▶ **What the task asks**:
A faithful copy of the whole listing is the goal. Match it exactly.

▶ **Input data**:
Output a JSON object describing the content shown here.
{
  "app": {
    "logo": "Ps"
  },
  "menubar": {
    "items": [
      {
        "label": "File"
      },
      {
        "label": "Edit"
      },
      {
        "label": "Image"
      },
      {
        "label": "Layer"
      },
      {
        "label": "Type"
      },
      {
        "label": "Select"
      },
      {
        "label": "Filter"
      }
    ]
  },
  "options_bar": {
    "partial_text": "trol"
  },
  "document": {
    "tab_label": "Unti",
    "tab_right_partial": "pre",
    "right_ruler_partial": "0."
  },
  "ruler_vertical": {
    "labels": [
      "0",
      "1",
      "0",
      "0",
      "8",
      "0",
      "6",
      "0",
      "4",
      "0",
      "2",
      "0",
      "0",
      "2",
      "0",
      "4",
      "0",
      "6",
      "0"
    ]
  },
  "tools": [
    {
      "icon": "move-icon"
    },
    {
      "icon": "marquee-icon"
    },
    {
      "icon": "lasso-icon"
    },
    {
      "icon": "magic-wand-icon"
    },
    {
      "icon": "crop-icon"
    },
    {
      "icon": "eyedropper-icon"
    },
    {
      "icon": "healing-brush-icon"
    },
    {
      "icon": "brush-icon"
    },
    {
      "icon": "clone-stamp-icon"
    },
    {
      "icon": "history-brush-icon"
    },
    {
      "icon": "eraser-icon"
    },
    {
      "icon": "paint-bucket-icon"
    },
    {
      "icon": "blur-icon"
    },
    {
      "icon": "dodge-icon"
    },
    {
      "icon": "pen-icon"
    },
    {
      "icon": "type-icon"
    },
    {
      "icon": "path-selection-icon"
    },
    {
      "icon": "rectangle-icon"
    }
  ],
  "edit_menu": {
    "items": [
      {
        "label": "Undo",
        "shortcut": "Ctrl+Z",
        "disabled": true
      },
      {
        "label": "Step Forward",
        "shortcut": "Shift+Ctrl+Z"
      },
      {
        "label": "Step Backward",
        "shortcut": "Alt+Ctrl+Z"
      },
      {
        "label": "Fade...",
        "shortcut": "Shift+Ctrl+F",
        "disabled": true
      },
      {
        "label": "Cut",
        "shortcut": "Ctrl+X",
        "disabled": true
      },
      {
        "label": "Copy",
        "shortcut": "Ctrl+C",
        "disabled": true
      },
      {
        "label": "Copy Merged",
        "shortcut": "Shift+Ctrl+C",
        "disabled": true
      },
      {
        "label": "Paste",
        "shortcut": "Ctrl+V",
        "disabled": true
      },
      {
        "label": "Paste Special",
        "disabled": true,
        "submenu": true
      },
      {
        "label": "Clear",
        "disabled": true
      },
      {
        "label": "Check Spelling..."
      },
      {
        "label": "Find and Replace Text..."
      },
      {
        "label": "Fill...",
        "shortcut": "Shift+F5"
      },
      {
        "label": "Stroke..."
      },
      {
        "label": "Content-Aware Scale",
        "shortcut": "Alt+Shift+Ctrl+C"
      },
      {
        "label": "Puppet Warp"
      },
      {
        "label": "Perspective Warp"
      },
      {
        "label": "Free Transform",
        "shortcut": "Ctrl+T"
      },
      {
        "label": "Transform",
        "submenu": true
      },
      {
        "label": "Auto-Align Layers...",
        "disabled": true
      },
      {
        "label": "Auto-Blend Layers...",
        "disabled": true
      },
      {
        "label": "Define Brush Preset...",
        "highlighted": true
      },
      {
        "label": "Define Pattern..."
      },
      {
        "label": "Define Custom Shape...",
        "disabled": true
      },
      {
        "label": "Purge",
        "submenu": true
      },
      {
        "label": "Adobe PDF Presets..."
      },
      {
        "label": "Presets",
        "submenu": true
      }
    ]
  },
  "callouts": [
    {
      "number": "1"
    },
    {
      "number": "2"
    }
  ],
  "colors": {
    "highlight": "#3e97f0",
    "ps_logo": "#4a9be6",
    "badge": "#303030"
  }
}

▶ **Output of the exercise**:
Output a JSON object describing the content shown here.
{
  "app": {
    "logo": "Ps"
  },
  "menubar": {
    "items": [
      {
        "label": "File"
      },
      {
        "label": "Edit"
      },
      {
        "label": "Image"
      },
      {
        "label": "Layer"
      },
      {
        "label": "Type"
      },
      {
        "label": "Select"
      },
      {
        "label": "Filter"
      }
    ]
  },
  "options_bar": {
    "partial_text": "trol"
  },
  "document": {
    "tab_label": "Unti",
    "tab_right_partial": "pre",
    "right_ruler_partial": "0."
  },
  "ruler_vertical": {
    "labels": [
      "0",
      "1",
      "0",
      "0",
      "8",
      "0",
      "6",
      "0",
      "4",
      "0",
      "2",
      "0",
      "0",
      "2",
      "0",
      "4",
      "0",
      "6",
      "0"
    ]
  },
  "tools": [
    {
      "icon": "move-icon"
    },
    {
      "icon": "marquee-icon"
    },
    {
      "icon": "lasso-icon"
    },
    {
      "icon": "magic-wand-icon"
    },
    {
      "icon": "crop-icon"
    },
    {
      "icon": "eyedropper-icon"
    },
    {
      "icon": "healing-brush-icon"
    },
    {
      "icon": "brush-icon"
    },
    {
      "icon": "clone-stamp-icon"
    },
    {
      "icon": "history-brush-icon"
    },
    {
      "icon": "eraser-icon"
    },
    {
      "icon": "paint-bucket-icon"
    },
    {
      "icon": "blur-icon"
    },
    {
      "icon": "dodge-icon"
    },
    {
      "icon": "pen-icon"
    },
    {
      "icon": "type-icon"
    },
    {
      "icon": "path-selection-icon"
    },
    {
      "icon": "rectangle-icon"
    }
  ],
  "edit_menu": {
    "items": [
      {
        "label": "Undo",
        "shortcut": "Ctrl+Z",
        "disabled": true
      },
      {
        "label": "Step Forward",
        "shortcut": "Shift+Ctrl+Z"
      },
      {
        "label": "Step Backward",
        "shortcut": "Alt+Ctrl+Z"
      },
      {
        "label": "Fade...",
        "shortcut": "Shift+Ctrl+F",
        "disabled": true
      },
      {
        "label": "Cut",
        "shortcut": "Ctrl+X",
        "disabled": true
      },
      {
        "label": "Copy",
        "shortcut": "Ctrl+C",
        "disabled": true
      },
      {
        "label": "Copy Merged",
        "shortcut": "Shift+Ctrl+C",
        "disabled": true
      },
      {
        "label": "Paste",
        "shortcut": "Ctrl+V",
        "disabled": true
      },
      {
        "label": "Paste Special",
        "disabled": true,
        "submenu": true
      },
      {
        "label": "Clear",
        "disabled": true
      },
      {
        "label": "Check Spelling..."
      },
      {
        "label": "Find and Replace Text..."
      },
      {
        "label": "Fill...",
        "shortcut": "Shift+F5"
      },
      {
        "label": "Stroke..."
      },
      {
        "label": "Content-Aware Scale",
        "shortcut": "Alt+Shift+Ctrl+C"
      },
      {
        "label": "Puppet Warp"
      },
      {
        "label": "Perspective Warp"
      },
      {
        "label": "Free Transform",
        "shortcut": "Ctrl+T"
      },
      {
        "label": "Transform",
        "submenu": true
      },
      {
        "label": "Auto-Align Layers...",
        "disabled": true
      },
      {
        "label": "Auto-Blend Layers...",
        "disabled": true
      },
      {
        "label": "Define Brush Preset...",
        "highlighted": true
      },
      {
        "label": "Define Pattern..."
      },
      {
        "label": "Define Custom Shape...",
        "disabled": true
      },
      {
        "label": "Purge",
        "submenu": true
      },
      {
        "label": "Adobe PDF Presets..."
      },
      {
        "label": "Presets",
        "submenu": true
      }
    ]
  },
  "callouts": [
    {
      "number": "1"
    },
    {
      "number": "2"
    }
  ],
  "colors": {
    "highlight": "#3e97f0",
    "ps_logo": "#4a9be6",
    "badge": "#303030"
  }
}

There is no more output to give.